This is one of those incredibly easy puff pastry tarts that can be whipped up in 30 minutes or so. 

This beautiful tart comes from Bon Appetit magazine. Here's what you need:



Saturday, April 18, 2015

Spring Pea Soup


This extremely simple soup is perfect for spring! It is served at room temperature, so you can make it a little in advance and garnish just before serving.



Of course, fresh peas are the best thing ever. But this tasted very sweet and delicious with frozen peas, so you can enjoy a taste of springtime anytime.  

This recipe is inspired by Cooking Light magazine. Here's what you need for delicious soup:

Wednesday, April 15, 2015

Potato & Cheese Frittata


I rarely make eggs for dinner but every time I do I wonder why I don't do it more often. 

A frittata is very simple to make. You just cook your fillings and add eggs, then bake in the oven until set.




This is a great vegetarian meal that's filling and tasty and works surprisingly well as leftovers the next day.

This recipe comes from The Kitchn, with a few changes to make it even faster. Here's what you need:

Thursday, April 9, 2015

Road Trips: Winter/Spring 2015


We've taken several short trips so far this year but I realized I haven't mentioned them much here on the blog.

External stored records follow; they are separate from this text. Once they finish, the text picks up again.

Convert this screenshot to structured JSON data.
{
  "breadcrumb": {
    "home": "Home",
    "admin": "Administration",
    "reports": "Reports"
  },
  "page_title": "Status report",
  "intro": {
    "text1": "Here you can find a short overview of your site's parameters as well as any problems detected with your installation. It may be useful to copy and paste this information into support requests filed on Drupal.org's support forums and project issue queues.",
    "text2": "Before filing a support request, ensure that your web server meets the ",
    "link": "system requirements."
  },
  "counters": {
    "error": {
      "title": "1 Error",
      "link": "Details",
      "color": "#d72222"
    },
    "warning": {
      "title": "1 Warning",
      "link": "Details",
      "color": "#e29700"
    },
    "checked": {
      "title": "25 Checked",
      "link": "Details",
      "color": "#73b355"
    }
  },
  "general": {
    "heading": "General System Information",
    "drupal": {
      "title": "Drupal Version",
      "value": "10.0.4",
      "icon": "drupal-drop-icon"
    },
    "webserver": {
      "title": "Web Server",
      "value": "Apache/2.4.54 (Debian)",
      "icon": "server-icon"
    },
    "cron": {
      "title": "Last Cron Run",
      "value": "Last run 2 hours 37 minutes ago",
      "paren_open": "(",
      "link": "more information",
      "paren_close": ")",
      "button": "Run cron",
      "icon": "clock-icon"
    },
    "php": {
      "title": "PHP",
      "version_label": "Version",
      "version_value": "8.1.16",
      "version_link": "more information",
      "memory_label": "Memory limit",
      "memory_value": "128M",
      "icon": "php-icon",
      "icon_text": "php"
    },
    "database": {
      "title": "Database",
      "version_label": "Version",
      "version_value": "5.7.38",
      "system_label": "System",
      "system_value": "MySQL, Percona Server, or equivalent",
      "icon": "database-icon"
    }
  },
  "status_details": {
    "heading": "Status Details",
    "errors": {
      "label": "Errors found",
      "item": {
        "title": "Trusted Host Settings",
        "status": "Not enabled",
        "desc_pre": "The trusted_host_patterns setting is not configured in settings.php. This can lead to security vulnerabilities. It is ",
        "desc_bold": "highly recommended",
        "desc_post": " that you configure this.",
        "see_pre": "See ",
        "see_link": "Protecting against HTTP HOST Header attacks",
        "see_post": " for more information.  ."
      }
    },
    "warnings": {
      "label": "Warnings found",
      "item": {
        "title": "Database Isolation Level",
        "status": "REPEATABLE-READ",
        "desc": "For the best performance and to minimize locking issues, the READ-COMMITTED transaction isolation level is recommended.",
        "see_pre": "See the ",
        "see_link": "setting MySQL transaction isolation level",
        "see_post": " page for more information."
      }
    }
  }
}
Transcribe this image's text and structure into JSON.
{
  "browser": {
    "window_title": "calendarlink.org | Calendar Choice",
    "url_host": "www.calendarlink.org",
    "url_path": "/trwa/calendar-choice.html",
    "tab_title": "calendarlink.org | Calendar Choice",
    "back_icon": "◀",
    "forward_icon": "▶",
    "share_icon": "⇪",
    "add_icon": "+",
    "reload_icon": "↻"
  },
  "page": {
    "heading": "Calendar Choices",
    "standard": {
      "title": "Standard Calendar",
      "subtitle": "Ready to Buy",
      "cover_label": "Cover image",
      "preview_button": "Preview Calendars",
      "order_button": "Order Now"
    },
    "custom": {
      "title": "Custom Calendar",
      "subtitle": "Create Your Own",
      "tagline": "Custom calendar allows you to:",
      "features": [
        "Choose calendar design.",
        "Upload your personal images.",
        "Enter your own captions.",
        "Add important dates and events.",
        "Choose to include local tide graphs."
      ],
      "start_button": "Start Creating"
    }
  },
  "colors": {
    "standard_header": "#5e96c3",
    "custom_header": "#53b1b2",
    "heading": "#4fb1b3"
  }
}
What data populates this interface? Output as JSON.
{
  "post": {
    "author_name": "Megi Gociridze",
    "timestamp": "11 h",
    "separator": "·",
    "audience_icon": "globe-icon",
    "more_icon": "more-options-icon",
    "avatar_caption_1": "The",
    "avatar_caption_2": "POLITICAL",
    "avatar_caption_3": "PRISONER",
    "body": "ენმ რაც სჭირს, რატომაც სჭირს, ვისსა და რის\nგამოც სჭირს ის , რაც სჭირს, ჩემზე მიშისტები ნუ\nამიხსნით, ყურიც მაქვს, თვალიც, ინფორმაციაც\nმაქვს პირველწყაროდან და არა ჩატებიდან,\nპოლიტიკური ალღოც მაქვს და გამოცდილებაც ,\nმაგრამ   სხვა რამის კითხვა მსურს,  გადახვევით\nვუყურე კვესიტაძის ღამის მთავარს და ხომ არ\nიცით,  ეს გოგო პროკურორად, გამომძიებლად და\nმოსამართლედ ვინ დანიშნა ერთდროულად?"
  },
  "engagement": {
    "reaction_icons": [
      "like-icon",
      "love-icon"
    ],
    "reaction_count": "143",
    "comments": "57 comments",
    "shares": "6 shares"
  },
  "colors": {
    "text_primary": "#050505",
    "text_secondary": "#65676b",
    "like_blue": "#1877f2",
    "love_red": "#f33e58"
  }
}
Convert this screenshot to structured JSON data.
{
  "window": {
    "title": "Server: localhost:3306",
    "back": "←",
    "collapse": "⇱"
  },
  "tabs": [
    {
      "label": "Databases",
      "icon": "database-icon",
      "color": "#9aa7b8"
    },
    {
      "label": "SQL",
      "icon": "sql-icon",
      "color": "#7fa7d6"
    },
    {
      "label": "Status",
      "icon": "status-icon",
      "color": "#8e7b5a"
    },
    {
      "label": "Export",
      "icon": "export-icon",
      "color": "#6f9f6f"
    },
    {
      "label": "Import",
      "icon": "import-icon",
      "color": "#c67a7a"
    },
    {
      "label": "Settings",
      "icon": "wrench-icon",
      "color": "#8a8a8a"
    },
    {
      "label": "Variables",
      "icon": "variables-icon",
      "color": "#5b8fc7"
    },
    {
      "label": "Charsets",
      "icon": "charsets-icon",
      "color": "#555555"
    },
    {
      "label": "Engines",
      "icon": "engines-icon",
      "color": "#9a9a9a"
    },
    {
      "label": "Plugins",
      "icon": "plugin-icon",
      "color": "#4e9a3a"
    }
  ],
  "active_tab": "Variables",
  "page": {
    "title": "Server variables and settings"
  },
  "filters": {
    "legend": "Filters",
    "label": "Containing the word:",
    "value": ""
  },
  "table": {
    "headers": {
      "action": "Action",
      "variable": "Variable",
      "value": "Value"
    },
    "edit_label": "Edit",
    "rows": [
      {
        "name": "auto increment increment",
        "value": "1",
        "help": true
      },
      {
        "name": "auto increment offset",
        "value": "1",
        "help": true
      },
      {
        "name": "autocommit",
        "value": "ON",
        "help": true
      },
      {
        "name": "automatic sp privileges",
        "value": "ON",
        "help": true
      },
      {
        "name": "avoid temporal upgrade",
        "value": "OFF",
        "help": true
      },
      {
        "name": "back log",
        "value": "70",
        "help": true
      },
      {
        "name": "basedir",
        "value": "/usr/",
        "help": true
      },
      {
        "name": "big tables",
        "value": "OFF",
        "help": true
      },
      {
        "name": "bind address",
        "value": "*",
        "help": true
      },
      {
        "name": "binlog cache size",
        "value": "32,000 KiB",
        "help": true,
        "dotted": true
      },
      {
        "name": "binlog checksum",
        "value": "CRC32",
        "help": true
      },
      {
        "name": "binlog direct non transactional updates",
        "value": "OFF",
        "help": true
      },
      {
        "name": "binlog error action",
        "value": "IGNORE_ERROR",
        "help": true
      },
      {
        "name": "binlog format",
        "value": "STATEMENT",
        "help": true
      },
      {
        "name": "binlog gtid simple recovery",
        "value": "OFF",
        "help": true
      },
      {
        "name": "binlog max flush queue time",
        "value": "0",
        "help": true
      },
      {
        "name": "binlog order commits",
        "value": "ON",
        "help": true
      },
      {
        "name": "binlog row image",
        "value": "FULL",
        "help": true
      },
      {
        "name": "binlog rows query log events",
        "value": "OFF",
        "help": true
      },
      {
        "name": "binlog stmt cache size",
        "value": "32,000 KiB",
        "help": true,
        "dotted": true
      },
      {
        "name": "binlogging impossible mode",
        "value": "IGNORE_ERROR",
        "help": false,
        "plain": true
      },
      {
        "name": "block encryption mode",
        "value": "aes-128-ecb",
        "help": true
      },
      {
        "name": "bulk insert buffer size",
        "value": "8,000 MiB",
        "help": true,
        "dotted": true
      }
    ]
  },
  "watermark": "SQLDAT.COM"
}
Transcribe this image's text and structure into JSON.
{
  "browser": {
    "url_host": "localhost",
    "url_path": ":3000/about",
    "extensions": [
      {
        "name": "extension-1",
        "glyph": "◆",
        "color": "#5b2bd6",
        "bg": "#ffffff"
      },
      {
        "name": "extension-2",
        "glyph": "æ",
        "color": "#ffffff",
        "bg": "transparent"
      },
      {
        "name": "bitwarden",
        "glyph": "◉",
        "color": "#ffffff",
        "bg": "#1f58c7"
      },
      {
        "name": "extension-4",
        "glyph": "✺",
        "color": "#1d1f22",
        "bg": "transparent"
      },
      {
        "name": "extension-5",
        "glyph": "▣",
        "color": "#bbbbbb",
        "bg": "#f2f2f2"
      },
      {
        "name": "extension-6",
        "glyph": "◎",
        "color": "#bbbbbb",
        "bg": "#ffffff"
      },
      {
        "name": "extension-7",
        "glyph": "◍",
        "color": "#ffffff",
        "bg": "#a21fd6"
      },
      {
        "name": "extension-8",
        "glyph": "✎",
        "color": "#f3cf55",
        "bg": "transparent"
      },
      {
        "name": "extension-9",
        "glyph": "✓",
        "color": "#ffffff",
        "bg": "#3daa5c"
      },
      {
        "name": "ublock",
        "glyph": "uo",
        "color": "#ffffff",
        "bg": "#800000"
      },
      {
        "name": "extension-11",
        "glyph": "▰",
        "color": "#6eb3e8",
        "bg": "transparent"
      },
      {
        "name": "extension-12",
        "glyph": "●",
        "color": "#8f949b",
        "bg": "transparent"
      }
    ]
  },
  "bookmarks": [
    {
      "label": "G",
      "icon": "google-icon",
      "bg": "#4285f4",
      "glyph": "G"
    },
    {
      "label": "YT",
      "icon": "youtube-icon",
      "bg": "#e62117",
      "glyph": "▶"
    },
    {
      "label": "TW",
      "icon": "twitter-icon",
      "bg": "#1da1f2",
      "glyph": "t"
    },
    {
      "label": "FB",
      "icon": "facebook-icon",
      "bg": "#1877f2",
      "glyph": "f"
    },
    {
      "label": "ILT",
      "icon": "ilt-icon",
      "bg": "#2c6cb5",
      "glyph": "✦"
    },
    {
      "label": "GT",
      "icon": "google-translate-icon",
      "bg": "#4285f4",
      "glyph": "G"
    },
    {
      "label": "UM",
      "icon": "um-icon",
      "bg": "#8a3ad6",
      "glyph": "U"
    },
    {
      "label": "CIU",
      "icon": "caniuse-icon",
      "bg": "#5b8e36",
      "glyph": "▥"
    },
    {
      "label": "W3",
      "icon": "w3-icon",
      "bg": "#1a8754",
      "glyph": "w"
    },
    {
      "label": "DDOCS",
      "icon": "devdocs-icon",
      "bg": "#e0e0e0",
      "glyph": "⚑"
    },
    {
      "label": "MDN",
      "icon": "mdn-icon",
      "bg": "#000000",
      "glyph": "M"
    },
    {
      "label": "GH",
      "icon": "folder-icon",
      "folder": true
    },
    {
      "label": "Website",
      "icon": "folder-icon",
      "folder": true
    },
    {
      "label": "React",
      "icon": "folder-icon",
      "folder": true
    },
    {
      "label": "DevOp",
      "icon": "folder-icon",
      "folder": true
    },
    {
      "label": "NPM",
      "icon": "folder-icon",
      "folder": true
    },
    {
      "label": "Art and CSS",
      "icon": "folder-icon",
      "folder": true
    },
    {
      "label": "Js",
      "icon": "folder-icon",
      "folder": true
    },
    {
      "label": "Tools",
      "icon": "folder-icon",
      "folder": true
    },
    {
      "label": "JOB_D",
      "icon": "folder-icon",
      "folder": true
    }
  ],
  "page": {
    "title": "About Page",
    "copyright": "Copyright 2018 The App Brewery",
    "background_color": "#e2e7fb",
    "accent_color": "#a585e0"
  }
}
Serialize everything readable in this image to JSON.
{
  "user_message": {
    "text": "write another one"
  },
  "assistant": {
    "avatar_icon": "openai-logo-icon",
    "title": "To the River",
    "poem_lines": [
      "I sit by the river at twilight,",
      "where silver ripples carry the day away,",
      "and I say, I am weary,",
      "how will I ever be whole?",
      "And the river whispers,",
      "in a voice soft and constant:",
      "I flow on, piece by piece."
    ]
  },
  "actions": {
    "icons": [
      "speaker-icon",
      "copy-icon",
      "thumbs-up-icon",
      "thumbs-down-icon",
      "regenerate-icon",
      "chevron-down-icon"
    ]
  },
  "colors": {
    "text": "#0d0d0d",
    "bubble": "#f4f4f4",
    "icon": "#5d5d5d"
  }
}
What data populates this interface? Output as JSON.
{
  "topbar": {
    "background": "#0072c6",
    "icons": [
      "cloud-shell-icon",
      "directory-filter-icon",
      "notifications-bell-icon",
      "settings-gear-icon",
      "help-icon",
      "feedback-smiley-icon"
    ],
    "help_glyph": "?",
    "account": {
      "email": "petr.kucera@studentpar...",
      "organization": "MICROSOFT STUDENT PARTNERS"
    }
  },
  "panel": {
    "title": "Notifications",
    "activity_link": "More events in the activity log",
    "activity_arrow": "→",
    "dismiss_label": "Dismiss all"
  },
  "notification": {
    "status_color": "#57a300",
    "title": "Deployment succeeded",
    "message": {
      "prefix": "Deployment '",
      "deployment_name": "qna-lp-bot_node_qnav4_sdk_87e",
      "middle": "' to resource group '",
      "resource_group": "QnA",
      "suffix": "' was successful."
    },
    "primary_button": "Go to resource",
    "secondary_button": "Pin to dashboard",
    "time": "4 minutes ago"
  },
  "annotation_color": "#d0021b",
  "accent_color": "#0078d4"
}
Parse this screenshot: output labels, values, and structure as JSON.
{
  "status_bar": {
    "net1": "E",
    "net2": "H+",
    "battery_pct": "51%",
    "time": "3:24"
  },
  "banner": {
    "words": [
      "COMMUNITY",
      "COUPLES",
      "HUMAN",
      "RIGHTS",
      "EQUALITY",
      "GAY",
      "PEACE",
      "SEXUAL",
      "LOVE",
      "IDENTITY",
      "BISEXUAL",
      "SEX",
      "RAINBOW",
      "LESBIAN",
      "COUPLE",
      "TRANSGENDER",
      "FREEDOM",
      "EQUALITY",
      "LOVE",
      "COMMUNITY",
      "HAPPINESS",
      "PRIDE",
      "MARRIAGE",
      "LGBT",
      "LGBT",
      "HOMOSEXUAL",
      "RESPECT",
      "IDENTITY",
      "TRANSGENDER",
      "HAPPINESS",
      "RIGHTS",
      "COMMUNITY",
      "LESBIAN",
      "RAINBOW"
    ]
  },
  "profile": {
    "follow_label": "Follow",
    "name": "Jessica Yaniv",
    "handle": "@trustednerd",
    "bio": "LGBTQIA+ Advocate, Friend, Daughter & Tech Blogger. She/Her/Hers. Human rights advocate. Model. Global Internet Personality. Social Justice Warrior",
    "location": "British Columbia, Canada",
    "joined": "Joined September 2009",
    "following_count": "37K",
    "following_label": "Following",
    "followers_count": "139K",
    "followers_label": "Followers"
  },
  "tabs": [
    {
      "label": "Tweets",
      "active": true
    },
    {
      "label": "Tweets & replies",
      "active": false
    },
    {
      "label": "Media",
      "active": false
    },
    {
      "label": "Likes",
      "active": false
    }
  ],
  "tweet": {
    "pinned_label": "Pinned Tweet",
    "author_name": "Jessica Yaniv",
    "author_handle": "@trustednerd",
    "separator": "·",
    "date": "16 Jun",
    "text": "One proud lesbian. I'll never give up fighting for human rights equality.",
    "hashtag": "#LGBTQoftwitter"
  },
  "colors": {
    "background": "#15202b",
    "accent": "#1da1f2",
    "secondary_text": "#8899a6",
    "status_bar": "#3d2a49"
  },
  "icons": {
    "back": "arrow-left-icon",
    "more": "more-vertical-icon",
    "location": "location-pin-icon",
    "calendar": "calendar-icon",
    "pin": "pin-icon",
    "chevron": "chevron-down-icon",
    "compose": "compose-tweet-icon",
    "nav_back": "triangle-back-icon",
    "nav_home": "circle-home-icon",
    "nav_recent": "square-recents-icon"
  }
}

So it's time to fix that!



Back in December we took a drive back to Lexington, Kentucky for a few days for Matt (the Beer Baron)'s birthday. He had a fantastic time at Beer School at the Beer Trappe where he tried plenty of beer and met some friendly locals. 

Sunday, April 5, 2015

Short & Sweet Easter Sunday - Jello Deviled Eggs


These jello deviled eggs are super cute but weren't that easy to execute. You can buy an egg mold to make life easier, but I used these plastic eggs from the dollar store that open at the equator and it wasn't easy to get the jello out.



Wednesday, April 1, 2015

Easter Ham - Bone-In Country Ham with Dr. Pepper Glaze


I haven't always been the biggest ham fan. I've always liked thinly sliced deli ham on sandwiches, but I couldn't get behind baked ham for the holidays.  



That all changed when we went on our road trip down South last spring and tried country ham. Most of the time, when you see a ham in the grocery store it is a "city ham" that has already been cooked. Country ham is dry-cured but not cooked so it needs to be fully cooked, not just warmed up, before serving. Country ham is usually much saltier as well but it tastes amazing!